Still, the bottom line is that Spain needs a functioning government. Creating one requires cooperation from the Socialists, who vigorously oppose Mr. Rajoy. Given the widespread anxiety and instability elsewhere in Europe, the Socialists should think twice before rejecting any accommodation with Mr. Rajoy’s party, Sunday’s clear front-runner. Mr. Rajoy should also put the welfare of Spain above personal ambition, and consider stepping aside to allow a party member more palatable to the Socialists to lead a government that will address Spanish citizens’ deep yearning for political renewal, transparency and equity.

The Socialists don’t seem inclined to join a left-right coalition government. But perhaps they could be persuaded to abstain on an organizing vote in return for PP concessions. Those could include the resignation of Mr. Rajoy, who has already served his country well. New, more charismatic PP leaders could help the center-right cause if they would continue to push the Rajoy agenda.

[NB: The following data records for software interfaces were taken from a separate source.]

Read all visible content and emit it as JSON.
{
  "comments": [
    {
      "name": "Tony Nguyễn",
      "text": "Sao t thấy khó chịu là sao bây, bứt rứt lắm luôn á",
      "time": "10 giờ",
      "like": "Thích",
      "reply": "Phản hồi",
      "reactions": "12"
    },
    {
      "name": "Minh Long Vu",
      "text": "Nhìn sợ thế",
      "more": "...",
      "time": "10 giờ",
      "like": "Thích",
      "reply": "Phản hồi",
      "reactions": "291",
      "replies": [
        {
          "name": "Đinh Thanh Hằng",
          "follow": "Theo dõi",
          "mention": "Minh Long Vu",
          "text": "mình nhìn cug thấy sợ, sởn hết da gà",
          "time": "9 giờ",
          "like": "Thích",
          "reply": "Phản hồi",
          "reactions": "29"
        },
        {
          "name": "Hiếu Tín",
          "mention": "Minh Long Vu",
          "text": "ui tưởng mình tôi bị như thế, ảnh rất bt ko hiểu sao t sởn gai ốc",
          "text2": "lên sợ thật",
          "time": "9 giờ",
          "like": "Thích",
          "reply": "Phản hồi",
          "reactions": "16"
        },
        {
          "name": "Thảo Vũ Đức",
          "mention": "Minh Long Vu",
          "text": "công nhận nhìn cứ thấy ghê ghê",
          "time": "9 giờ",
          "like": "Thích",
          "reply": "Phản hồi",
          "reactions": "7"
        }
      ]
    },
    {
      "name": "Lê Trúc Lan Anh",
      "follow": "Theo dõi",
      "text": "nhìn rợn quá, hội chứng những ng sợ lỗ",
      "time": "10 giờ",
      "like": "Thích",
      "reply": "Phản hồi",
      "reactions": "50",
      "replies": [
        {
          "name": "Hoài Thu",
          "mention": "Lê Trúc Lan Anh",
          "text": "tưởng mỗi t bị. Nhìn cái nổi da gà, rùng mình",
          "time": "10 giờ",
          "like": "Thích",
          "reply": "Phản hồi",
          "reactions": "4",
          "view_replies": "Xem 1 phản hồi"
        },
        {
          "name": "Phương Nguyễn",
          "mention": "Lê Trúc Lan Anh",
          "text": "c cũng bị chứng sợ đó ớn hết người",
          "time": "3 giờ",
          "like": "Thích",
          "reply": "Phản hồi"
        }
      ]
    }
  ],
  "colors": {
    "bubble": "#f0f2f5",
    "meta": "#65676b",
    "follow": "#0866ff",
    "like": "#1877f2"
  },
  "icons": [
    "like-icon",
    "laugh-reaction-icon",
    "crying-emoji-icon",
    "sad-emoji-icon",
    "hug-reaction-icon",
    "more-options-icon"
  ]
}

The Brexit vote has triggered a new round of pessimism over Europe, but the EU is composed of individual countries whose fate is in their own hands. Spain shows that it’s possible for Old Europe to get some new life.

A grand coalition between the PP and Socialists may be neither realistic nor desirable. However, there is an opportunity — and an urgent need — for the two main parties to enter negotiations and try to reach a broad agreement on the path forward. One early test would be whether they can achieve cross-party support to pass a new budget.